FES bikes use a specific type of electrical waveform to target just the axons that project out from motor nerves. By placing FES pads over a specific muscle, the electrical waveform will activate those motor nerve axons directly (as seen by the lightning bolts in drawing “A”). The intention of the FES bike is to skip over the sensory nerves and nerves from the brain and provide enough electrical stimulation to a motor nerve axon to bring it above a certain threshold to induce a muscle contraction, whether the user is thinking about moving or not.
Spinal cord stimulation, whether epidural or transcutaneous, works quite differently. Because of the waveform and the location where it’s applied, spinal cord stimulation actually activates all the nerves in and around the spinal cord, including both sensory and motor nerves. An even bigger difference between spinal cord stimulation and FES, however, is that with spinal cord stimulation, the intention is to provide enough electrical stimulation to be just below the threshold that will induce a muscle contraction (represented by the smaller lightning bolts in drawing B, now near all the nerves in the spinal cord). Why is that? The idea is, the spinal cord stimulation plus the voluntary intent to move/reflex activation together cause the motor nerve axon to fire and the muscle to contract.

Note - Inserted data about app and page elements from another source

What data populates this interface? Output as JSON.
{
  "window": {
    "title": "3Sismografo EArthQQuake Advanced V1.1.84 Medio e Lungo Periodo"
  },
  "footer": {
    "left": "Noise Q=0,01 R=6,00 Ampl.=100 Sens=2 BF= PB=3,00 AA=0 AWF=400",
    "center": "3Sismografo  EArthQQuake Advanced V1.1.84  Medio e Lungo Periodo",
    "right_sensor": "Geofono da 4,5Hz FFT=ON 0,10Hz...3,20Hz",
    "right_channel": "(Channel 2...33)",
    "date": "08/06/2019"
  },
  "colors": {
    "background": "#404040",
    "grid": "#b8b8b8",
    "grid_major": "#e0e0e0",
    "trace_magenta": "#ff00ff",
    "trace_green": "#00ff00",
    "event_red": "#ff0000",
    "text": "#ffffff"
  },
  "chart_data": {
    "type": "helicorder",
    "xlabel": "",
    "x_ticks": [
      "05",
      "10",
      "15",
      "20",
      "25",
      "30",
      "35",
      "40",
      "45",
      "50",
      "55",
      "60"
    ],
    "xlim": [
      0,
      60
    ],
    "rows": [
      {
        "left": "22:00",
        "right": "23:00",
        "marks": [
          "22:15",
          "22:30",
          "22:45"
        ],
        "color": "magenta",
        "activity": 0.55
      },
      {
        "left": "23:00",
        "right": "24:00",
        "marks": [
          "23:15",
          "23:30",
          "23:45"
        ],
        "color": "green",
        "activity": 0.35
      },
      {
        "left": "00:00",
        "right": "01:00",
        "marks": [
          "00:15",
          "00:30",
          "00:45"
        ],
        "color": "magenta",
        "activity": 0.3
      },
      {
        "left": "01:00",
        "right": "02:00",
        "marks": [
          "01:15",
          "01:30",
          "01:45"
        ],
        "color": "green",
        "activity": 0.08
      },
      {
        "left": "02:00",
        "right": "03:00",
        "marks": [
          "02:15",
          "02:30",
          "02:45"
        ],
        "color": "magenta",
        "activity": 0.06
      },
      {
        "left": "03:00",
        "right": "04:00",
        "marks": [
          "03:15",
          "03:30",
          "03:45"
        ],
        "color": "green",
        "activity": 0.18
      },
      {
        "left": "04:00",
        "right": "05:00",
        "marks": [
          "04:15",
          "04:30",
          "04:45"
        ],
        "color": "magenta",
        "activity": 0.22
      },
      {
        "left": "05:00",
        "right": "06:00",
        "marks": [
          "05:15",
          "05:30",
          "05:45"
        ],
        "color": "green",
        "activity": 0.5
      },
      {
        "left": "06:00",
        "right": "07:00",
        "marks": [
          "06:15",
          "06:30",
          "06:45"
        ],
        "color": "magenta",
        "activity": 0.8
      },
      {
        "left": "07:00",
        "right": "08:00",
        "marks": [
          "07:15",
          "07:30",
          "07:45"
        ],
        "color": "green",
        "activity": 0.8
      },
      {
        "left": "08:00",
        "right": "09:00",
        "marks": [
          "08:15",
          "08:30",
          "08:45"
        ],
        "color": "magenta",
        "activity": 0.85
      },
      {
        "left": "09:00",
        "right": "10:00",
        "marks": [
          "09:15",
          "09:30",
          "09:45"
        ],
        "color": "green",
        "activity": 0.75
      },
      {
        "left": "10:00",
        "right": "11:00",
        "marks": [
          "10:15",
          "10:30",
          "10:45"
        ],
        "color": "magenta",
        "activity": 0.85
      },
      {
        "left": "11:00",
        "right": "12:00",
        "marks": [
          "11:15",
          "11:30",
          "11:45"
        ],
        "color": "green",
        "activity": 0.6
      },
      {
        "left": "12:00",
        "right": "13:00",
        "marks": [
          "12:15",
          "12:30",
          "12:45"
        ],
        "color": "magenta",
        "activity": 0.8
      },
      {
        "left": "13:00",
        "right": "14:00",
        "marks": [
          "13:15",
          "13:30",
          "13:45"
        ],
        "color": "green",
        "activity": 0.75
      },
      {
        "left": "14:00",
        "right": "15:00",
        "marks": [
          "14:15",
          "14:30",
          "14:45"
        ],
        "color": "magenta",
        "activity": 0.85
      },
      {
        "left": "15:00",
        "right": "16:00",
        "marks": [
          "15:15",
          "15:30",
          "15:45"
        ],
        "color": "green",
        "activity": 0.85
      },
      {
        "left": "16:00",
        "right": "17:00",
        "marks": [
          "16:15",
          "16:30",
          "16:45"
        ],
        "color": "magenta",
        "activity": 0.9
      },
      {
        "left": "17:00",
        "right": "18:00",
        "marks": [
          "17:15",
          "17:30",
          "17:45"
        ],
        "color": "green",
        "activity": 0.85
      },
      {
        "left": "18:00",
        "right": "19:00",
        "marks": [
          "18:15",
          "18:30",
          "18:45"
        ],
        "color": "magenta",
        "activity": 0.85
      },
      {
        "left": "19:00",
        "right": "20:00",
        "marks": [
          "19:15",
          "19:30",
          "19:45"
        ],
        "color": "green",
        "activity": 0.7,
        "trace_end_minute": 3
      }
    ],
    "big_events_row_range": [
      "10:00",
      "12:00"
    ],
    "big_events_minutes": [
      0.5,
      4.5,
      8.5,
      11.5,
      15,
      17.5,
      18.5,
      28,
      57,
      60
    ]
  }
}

As was mentioned earlier, the intention of spinal cord stimulation is to enable motor nerves to “hear” activation signals from sensory nerves or brain nerves.
Despite promising results, spinal cord stimulation studies are still in their infancy in humans, and it will take much more safety data and many years of development before spinal cord stimulation is used regularly for spinal cord injury rehabilitation. Because of this, almost all rehabilitation professionals agree that people with a spinal cord injury should do everything they can to keep their bodies in optimal condition to be ready for better medical treatments in the future. For example, spinal cord stimulation may benefit people more if they already have strong muscles and cardiovascular systems when they begin using it. Thus, people who are already using FES bikes to keep their muscles and cardiovascular system in shape should continue doing so, with the added knowledge that you are preparing your body for even better things to come. If you don’t currently use an FES bike but want to start, the MyoCycle is a low-cost, high-quality option that I highly recommend.